━━ MATERIAL FOR THE TASK ━━
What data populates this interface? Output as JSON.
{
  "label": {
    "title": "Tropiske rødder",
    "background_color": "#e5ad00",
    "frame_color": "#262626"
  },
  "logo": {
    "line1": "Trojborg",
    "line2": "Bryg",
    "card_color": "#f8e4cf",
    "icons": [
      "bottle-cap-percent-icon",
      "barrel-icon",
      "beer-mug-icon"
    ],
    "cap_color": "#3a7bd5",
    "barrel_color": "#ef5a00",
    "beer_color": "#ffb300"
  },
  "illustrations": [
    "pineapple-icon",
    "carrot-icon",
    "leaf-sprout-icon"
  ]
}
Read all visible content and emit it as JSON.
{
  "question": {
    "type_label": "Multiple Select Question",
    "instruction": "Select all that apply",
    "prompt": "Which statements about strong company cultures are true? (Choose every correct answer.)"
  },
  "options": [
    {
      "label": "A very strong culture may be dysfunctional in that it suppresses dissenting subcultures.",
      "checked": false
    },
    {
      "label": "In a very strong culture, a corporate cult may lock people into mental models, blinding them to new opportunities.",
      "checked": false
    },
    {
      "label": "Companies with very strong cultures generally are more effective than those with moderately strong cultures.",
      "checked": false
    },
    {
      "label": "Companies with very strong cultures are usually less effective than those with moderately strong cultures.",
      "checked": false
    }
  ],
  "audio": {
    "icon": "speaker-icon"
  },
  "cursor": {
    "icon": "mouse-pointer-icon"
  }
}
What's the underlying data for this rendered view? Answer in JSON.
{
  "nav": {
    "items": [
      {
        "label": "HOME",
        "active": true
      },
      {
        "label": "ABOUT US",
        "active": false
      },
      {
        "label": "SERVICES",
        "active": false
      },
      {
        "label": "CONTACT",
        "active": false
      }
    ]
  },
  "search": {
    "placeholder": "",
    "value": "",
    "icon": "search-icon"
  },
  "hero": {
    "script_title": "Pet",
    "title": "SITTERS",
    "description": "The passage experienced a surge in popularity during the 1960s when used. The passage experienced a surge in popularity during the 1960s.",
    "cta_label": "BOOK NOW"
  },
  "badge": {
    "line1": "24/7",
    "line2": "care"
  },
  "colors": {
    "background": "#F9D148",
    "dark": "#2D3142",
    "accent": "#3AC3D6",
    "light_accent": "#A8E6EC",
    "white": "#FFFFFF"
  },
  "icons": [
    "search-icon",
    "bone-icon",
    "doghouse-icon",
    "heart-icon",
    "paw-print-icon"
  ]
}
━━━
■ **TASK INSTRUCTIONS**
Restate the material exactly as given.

■ **ANSWER**
What data populates this interface? Output as JSON.
{
  "label": {
    "title": "Tropiske rødder",
    "background_color": "#e5ad00",
    "frame_color": "#262626"
  },
  "logo": {
    "line1": "Trojborg",
    "line2": "Bryg",
    "card_color": "#f8e4cf",
    "icons": [
      "bottle-cap-percent-icon",
      "barrel-icon",
      "beer-mug-icon"
    ],
    "cap_color": "#3a7bd5",
    "barrel_color": "#ef5a00",
    "beer_color": "#ffb300"
  },
  "illustrations": [
    "pineapple-icon",
    "carrot-icon",
    "leaf-sprout-icon"
  ]
}
Read all visible content and emit it as JSON.
{
  "question": {
    "type_label": "Multiple Select Question",
    "instruction": "Select all that apply",
    "prompt": "Which statements about strong company cultures are true? (Choose every correct answer.)"
  },
  "options": [
    {
      "label": "A very strong culture may be dysfunctional in that it suppresses dissenting subcultures.",
      "checked": false
    },
    {
      "label": "In a very strong culture, a corporate cult may lock people into mental models, blinding them to new opportunities.",
      "checked": false
    },
    {
      "label": "Companies with very strong cultures generally are more effective than those with moderately strong cultures.",
      "checked": false
    },
    {
      "label": "Companies with very strong cultures are usually less effective than those with moderately strong cultures.",
      "checked": false
    }
  ],
  "audio": {
    "icon": "speaker-icon"
  },
  "cursor": {
    "icon": "mouse-pointer-icon"
  }
}
What's the underlying data for this rendered view? Answer in JSON.
{
  "nav": {
    "items": [
      {
        "label": "HOME",
        "active": true
      },
      {
        "label": "ABOUT US",
        "active": false
      },
      {
        "label": "SERVICES",
        "active": false
      },
      {
        "label": "CONTACT",
        "active": false
      }
    ]
  },
  "search": {
    "placeholder": "",
    "value": "",
    "icon": "search-icon"
  },
  "hero": {
    "script_title": "Pet",
    "title": "SITTERS",
    "description": "The passage experienced a surge in popularity during the 1960s when used. The passage experienced a surge in popularity during the 1960s.",
    "cta_label": "BOOK NOW"
  },
  "badge": {
    "line1": "24/7",
    "line2": "care"
  },
  "colors": {
    "background": "#F9D148",
    "dark": "#2D3142",
    "accent": "#3AC3D6",
    "light_accent": "#A8E6EC",
    "white": "#FFFFFF"
  },
  "icons": [
    "search-icon",
    "bone-icon",
    "doghouse-icon",
    "heart-icon",
    "paw-print-icon"
  ]
}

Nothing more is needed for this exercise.